Try it:
Among the lines below, copy each one in which "this" appears.

Provided data:

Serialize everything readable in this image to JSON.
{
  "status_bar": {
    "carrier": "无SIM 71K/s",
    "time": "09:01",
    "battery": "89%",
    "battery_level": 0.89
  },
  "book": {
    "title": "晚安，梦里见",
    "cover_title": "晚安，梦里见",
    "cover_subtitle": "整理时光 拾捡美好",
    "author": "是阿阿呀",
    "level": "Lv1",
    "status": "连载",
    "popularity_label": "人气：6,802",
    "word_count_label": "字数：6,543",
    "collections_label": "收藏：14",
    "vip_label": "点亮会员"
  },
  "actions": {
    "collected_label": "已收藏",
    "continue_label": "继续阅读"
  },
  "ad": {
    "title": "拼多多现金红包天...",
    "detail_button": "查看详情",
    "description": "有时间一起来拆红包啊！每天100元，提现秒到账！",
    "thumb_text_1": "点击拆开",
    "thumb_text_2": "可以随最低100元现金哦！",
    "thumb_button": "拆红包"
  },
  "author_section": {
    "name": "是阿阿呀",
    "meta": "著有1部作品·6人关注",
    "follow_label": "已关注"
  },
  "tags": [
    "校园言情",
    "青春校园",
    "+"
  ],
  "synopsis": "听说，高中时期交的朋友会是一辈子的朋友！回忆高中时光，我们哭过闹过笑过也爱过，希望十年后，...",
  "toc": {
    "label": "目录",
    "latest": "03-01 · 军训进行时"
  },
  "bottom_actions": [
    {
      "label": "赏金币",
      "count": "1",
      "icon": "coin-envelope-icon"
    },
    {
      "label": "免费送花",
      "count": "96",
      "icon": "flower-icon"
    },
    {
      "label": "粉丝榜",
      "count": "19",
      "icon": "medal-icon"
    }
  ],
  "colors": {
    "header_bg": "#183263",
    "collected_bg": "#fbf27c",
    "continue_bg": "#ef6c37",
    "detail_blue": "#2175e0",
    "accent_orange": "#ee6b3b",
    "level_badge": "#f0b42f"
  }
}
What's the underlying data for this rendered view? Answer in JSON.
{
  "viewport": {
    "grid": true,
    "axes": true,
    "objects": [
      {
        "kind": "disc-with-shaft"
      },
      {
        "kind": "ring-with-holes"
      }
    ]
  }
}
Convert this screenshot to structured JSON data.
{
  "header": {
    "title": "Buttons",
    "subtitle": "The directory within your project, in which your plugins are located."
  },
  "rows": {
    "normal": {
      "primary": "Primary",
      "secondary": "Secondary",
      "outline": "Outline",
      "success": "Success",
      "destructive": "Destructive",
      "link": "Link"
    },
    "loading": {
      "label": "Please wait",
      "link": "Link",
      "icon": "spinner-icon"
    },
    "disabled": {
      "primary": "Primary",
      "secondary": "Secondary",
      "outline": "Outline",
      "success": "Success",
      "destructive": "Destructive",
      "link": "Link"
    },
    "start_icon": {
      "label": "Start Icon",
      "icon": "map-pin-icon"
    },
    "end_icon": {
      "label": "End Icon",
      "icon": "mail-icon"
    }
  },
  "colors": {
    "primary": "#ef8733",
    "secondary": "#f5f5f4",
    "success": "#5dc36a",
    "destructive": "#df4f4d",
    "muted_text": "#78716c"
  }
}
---
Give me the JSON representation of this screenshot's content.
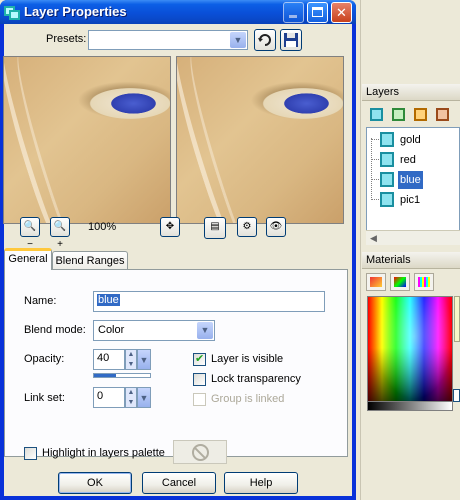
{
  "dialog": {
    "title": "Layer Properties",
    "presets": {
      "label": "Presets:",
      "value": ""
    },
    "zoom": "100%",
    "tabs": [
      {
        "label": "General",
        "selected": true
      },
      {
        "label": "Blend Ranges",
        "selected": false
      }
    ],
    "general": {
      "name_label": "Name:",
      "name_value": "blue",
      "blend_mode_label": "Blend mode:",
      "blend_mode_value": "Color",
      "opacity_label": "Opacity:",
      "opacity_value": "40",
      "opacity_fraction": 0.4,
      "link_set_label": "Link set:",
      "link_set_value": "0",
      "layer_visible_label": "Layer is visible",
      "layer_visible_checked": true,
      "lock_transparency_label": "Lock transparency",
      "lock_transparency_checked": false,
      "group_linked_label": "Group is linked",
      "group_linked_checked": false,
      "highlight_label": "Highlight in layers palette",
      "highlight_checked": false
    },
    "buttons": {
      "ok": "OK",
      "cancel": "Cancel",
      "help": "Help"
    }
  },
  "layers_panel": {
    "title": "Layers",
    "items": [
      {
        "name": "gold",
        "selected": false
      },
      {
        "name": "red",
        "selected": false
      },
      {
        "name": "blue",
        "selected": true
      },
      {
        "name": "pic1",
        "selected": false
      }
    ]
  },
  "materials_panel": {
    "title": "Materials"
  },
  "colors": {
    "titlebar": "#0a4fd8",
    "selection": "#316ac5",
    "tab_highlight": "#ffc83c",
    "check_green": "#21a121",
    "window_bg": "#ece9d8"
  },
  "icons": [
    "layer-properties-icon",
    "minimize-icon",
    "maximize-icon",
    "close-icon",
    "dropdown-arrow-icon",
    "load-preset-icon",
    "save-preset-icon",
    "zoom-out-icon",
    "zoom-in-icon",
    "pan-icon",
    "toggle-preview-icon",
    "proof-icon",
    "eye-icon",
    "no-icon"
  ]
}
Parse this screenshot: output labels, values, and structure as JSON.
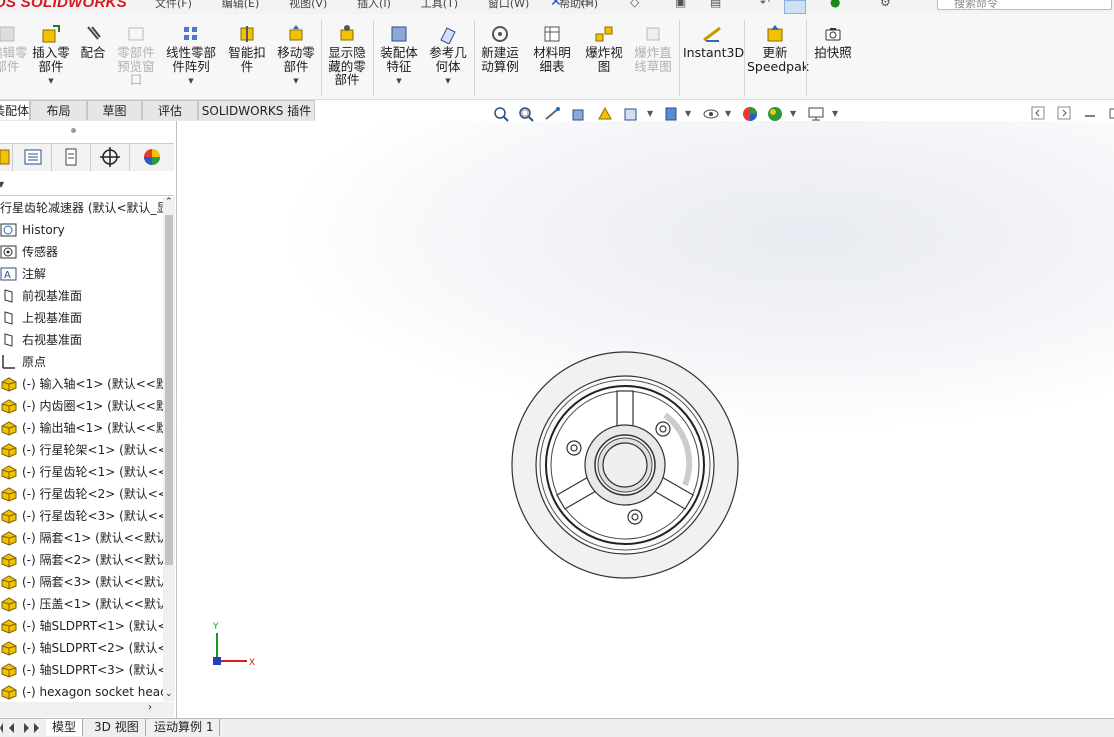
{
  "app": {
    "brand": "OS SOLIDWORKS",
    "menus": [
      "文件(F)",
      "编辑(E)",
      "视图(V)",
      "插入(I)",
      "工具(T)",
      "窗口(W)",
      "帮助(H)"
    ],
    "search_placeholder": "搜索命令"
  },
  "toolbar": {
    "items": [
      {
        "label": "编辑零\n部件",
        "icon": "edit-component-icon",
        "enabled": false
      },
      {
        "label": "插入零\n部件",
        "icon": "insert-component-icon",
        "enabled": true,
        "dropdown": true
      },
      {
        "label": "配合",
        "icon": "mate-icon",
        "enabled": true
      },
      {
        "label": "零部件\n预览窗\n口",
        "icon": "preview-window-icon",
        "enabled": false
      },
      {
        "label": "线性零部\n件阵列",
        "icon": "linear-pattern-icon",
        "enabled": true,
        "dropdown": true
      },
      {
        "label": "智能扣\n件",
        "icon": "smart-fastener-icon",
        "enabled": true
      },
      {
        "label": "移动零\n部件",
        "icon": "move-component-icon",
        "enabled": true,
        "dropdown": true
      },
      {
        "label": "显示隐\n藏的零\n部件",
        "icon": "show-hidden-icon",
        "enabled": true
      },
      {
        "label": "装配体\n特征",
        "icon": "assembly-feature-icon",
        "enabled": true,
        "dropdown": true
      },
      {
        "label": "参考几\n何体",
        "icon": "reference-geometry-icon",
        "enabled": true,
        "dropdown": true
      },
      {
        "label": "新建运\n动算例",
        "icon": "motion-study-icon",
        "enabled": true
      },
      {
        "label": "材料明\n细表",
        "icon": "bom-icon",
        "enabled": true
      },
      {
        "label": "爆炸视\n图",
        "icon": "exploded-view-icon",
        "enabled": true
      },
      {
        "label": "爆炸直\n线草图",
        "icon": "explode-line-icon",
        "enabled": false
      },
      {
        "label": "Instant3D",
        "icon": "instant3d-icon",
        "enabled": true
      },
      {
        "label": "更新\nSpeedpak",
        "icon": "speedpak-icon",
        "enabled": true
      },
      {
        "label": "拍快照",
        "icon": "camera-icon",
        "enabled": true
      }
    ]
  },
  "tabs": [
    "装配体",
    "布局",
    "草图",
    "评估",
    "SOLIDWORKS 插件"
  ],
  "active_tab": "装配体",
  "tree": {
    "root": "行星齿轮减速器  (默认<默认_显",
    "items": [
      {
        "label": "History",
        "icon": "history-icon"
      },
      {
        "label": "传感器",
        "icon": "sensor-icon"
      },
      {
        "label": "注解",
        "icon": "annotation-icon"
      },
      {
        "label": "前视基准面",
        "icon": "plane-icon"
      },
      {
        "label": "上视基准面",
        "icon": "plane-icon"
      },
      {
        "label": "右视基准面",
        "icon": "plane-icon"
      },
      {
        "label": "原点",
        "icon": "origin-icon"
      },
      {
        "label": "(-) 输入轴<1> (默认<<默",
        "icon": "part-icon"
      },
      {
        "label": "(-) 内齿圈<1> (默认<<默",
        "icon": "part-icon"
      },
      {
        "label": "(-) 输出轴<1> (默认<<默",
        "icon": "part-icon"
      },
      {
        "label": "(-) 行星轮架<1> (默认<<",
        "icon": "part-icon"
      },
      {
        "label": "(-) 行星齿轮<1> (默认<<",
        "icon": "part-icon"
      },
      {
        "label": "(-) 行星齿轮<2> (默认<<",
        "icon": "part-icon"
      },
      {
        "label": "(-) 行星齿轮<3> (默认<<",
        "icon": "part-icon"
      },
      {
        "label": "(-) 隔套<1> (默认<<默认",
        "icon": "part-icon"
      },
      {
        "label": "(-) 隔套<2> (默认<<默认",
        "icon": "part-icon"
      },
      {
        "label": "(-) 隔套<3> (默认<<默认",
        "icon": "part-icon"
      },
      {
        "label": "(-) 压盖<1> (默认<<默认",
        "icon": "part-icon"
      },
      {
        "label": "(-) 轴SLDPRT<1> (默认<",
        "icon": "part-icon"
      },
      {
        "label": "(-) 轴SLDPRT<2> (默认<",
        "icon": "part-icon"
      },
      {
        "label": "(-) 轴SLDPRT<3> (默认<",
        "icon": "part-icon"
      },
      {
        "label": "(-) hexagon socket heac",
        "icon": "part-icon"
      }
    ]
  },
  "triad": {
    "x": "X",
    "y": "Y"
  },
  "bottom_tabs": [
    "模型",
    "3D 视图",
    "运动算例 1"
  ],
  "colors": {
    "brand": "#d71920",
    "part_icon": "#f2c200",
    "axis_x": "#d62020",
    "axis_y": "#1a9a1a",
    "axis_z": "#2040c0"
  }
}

Written answer:
Serialize everything readable in this image to JSON.
What's the underlying data for this rendered view? Answer in JSON.
Convert this screenshot to structured JSON data.
Give me the JSON representation of this screenshot's content.
Parse this screenshot: output labels, values, and structure as JSON.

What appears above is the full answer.